For the past 20 years, South Korea has undergone a renaissance that has put it at the apex of innovation, culture and growth. That same renaissance has also fostered financial success across a wide range of Korean institutional investors who are now looking to diversify their private equity investment portfolios beyond their own country.
Fueling this interest by Korean LPs in offshore investment is the country’s low-interest-rate environment, as well as limited domestic investment opportunities. Alternative investments – with their potential for greater alpha – have become a particular focus for many Korean institutional investors, as evidenced by more recent mandates from government pensions and private market participants. Diversification among investment strategies within alternatives is also a focus for these investors. LPs are actively seeking opportunities for investment in credit (US and European direct lending products), infrastructure, secondaries and co-investment funds, as well as in small to midcap buyout managers with a history of outperforming a benchmark.
Most alternative fund managers have heard of Korea’s investment giants – National Pension Service and Korea Investment Corporation – but the current investment market has created a world of other institutional investors also looking for the return potential offered by offshore alternative investment offerings.
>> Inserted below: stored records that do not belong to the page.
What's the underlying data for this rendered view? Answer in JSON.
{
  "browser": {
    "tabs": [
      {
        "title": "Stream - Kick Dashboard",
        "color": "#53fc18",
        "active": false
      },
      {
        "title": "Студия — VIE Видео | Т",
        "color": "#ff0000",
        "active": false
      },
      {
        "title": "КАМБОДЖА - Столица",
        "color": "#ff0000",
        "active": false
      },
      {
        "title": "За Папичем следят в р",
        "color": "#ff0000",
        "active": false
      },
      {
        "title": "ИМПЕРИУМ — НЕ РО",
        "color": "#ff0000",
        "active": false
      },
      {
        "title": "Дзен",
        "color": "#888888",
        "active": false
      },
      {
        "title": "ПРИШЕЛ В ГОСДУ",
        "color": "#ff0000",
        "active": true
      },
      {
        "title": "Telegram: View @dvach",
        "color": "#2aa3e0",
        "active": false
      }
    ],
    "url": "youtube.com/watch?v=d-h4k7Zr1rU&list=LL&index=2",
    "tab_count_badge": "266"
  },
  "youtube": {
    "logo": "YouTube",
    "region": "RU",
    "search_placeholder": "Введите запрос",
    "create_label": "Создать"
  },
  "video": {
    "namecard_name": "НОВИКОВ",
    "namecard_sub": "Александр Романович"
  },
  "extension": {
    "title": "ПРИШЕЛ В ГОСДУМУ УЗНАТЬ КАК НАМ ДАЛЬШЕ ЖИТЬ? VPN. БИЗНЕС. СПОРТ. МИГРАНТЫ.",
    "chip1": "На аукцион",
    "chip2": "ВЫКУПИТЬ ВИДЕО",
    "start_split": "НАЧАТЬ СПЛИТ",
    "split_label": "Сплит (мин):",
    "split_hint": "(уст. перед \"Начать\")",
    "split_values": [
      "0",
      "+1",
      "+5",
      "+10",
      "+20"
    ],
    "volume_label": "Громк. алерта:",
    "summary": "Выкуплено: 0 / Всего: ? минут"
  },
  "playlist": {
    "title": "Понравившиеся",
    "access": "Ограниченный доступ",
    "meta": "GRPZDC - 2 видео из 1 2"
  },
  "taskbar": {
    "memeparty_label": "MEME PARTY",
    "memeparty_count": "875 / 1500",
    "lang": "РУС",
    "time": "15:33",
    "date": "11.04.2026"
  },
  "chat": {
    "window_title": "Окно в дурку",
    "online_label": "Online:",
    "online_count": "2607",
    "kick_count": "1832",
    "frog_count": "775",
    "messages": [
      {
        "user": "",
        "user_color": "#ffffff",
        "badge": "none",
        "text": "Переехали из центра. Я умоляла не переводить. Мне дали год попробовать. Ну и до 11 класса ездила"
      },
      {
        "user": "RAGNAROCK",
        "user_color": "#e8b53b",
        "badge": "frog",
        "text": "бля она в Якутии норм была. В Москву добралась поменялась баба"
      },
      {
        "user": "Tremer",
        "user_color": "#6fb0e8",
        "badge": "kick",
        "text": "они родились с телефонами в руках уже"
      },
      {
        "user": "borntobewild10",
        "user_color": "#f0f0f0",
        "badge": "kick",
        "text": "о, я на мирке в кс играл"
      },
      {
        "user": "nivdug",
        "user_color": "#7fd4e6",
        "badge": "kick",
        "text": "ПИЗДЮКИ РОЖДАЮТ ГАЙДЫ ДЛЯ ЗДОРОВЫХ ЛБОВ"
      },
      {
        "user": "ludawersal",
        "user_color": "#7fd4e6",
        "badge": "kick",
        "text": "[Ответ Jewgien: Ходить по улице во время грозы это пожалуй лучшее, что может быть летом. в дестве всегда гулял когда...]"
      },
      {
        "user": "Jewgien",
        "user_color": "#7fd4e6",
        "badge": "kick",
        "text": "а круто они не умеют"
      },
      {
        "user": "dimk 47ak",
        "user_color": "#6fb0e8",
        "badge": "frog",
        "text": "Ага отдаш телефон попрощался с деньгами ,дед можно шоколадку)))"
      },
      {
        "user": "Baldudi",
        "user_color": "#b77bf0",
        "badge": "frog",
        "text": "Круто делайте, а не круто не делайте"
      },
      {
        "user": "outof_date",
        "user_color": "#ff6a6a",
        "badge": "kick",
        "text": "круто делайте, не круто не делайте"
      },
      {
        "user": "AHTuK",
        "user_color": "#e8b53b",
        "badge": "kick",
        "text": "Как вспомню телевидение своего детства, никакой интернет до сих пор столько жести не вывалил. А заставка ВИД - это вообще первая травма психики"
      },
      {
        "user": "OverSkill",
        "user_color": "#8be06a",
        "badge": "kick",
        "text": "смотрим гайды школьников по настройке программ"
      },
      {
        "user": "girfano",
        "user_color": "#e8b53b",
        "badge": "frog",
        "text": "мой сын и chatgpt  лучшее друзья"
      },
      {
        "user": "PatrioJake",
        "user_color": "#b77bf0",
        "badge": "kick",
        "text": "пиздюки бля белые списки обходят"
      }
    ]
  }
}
To obtain access to this array of Korean LPs, however, an offshore manager must first meet two relatively reasonable requirements imposed by local securities laws: registration of its fund with the local regulator (the Financial Services Commission) and the appointment of a local distributor.
The FSC registration process is often referred to by offshore managers as “registration light” – ie, while it requires the filing of an application and a translated private placement memorandum, it is generally a straightforward process for which approval of the registration can be obtained as quickly as within six weeks. Local counsel are well-versed in the process and can provide the necessary support without ‘breaking the bank’ of mid-market managers. Subsequent ‘oversight’ by the FSC is also considered to be light touch – ie, it involves certain updates and reports, but only with respect to local investors. (If no Korean LP ultimately invests in the fund, the fund’s registration can be withdrawn.)
The second requirement – the appointment of a local distributor – can be easily met by hiring a placement agent who is well-versed in the local regulatory landscape and who holds strong relationships with local investors and distributors. Only full-service global placement agents are likely to have already entered into sub-agency agreements with one or more licensed Korean distributors. In these cases, there is no need for the offshore manager to find and enter into its own agreement. Rather, the manager’s fund can be added to the local sub-agent’s marketing remit quickly and easily under its existing agreement with the global placement agent.
Good global placement agents usually choose Korean sub-distributors wisely. There are many FSC-licensed financial investment companies and the right distributor will know the players in the market, reduce language barriers and follow the appropriate due diligence. Often the best distributor will be suggested by a consultant or placement agent; it is certainly not the type of relationship that should be generated by a cold call.
In sum, it is important to keep in mind that the Korean marketplace has been quite enthusiastic about investing with offshore managers. The country’s securities regulations were never meant to be a firewall, but a tool to help create alignment in the offshore investment landscape given the contrasting languages, communication and compliance styles involved. For most alternative fund managers, one or more investments from strong institutional Korean LPs should easily justify any efforts taken to meet the relatively minimal local regulatory requirements.